*** Input data Section Begins ***

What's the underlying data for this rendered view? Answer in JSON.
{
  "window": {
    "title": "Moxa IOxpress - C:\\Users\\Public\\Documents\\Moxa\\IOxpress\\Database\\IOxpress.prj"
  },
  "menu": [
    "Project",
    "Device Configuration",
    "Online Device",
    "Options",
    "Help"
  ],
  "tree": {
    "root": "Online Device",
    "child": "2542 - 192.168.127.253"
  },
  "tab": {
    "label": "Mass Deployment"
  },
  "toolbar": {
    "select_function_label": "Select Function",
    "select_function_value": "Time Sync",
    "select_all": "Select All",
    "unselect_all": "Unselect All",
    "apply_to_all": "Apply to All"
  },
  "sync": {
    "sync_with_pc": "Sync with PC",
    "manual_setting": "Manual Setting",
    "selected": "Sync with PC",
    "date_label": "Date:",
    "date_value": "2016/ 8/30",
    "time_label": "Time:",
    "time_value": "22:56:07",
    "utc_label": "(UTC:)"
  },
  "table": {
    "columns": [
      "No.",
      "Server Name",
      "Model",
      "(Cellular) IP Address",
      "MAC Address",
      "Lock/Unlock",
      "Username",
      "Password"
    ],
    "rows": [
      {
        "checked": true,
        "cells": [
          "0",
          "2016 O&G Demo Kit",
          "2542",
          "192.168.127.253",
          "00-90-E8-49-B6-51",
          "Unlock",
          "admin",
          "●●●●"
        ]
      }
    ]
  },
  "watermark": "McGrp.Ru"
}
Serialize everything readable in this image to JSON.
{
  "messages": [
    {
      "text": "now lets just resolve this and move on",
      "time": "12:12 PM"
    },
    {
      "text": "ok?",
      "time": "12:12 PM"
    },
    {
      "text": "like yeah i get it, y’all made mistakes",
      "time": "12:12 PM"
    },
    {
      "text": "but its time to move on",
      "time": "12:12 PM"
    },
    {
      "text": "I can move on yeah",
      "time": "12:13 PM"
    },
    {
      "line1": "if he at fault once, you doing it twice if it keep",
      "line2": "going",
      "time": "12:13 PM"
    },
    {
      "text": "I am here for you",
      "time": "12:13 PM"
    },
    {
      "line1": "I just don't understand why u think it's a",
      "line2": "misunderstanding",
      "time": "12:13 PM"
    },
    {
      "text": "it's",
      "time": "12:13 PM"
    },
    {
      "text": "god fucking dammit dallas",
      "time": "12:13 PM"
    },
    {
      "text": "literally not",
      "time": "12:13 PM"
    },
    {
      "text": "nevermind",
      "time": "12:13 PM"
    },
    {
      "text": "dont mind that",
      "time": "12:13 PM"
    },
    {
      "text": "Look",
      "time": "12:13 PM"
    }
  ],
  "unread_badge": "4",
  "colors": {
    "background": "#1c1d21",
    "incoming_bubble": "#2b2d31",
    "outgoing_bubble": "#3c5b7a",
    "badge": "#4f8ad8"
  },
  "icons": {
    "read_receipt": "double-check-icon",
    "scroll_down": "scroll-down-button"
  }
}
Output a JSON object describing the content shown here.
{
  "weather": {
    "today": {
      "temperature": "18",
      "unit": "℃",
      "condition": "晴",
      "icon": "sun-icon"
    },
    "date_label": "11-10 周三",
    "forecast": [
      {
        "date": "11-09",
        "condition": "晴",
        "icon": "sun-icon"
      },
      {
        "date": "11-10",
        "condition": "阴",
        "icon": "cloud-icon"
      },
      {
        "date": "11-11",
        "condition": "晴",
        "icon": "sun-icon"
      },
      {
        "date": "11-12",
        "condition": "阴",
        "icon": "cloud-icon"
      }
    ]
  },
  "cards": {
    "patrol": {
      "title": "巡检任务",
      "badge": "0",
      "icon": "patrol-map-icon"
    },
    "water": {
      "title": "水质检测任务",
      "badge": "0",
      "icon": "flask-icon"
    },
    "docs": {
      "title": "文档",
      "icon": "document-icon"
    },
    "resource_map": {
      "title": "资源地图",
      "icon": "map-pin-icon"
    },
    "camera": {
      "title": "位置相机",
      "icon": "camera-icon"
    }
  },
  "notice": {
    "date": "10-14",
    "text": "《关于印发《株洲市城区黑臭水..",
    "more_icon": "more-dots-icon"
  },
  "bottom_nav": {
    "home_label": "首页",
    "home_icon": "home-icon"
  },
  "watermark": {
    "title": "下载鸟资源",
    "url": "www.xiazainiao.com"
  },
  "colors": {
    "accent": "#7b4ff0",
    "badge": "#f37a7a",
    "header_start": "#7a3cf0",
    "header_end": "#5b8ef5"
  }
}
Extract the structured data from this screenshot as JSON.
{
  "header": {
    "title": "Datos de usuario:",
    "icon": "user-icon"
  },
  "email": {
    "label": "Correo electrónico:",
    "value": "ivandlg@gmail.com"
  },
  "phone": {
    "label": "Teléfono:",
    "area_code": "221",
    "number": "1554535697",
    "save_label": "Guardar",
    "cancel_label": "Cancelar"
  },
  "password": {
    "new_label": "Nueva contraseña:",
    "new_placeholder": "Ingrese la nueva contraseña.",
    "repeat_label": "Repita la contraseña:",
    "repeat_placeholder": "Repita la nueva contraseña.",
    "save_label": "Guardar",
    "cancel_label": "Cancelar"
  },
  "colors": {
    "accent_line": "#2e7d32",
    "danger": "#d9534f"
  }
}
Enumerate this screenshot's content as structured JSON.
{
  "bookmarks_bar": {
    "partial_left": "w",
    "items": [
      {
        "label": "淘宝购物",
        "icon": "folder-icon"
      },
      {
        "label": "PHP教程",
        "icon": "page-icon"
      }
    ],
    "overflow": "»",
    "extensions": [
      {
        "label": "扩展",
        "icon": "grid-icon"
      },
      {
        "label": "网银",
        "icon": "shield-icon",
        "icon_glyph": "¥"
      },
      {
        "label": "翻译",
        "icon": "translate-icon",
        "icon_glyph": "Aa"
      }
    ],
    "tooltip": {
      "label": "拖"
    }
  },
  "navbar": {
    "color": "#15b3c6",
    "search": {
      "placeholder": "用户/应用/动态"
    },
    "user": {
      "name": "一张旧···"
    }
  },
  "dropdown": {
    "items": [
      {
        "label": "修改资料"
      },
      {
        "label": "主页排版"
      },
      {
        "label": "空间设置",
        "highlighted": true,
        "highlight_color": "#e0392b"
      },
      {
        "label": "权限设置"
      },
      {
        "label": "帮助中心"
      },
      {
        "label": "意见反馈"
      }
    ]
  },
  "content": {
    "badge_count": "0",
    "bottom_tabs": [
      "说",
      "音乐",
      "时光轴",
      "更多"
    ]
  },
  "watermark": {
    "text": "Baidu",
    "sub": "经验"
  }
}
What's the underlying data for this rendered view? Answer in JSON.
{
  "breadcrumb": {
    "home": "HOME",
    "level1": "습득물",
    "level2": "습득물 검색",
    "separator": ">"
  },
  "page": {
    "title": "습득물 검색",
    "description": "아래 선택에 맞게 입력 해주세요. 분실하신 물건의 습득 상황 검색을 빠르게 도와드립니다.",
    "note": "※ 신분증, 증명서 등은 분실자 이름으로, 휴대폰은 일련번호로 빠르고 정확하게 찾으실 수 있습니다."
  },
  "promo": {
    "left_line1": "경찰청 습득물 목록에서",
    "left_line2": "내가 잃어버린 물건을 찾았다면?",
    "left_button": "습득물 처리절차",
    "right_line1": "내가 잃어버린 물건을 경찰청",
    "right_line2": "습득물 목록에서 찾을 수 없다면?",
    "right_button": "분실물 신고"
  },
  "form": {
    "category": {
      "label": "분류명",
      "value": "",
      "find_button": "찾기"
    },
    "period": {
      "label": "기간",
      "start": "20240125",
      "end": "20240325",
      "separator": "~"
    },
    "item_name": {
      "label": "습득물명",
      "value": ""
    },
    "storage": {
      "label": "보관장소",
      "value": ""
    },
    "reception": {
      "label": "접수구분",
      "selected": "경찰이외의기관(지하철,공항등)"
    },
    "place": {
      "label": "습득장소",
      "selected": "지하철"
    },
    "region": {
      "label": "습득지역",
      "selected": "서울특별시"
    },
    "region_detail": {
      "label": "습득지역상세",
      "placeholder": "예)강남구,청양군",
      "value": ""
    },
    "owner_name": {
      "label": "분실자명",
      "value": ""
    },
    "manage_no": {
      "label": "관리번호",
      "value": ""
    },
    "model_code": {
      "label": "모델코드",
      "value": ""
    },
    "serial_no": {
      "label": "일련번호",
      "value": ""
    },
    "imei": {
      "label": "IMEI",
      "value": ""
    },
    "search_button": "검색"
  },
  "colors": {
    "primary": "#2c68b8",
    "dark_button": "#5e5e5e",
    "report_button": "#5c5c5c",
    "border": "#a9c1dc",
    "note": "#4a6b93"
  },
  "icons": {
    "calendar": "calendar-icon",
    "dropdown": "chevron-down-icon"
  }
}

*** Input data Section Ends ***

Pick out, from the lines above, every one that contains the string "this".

Finished exercise:
What's the underlying data for this rendered view? Answer in JSON.
Serialize everything readable in this image to JSON.
      "text": "now lets just resolve this and move on",
Extract the structured data from this screenshot as JSON.
Enumerate this screenshot's content as structured JSON.
What's the underlying data for this rendered view? Answer in JSON.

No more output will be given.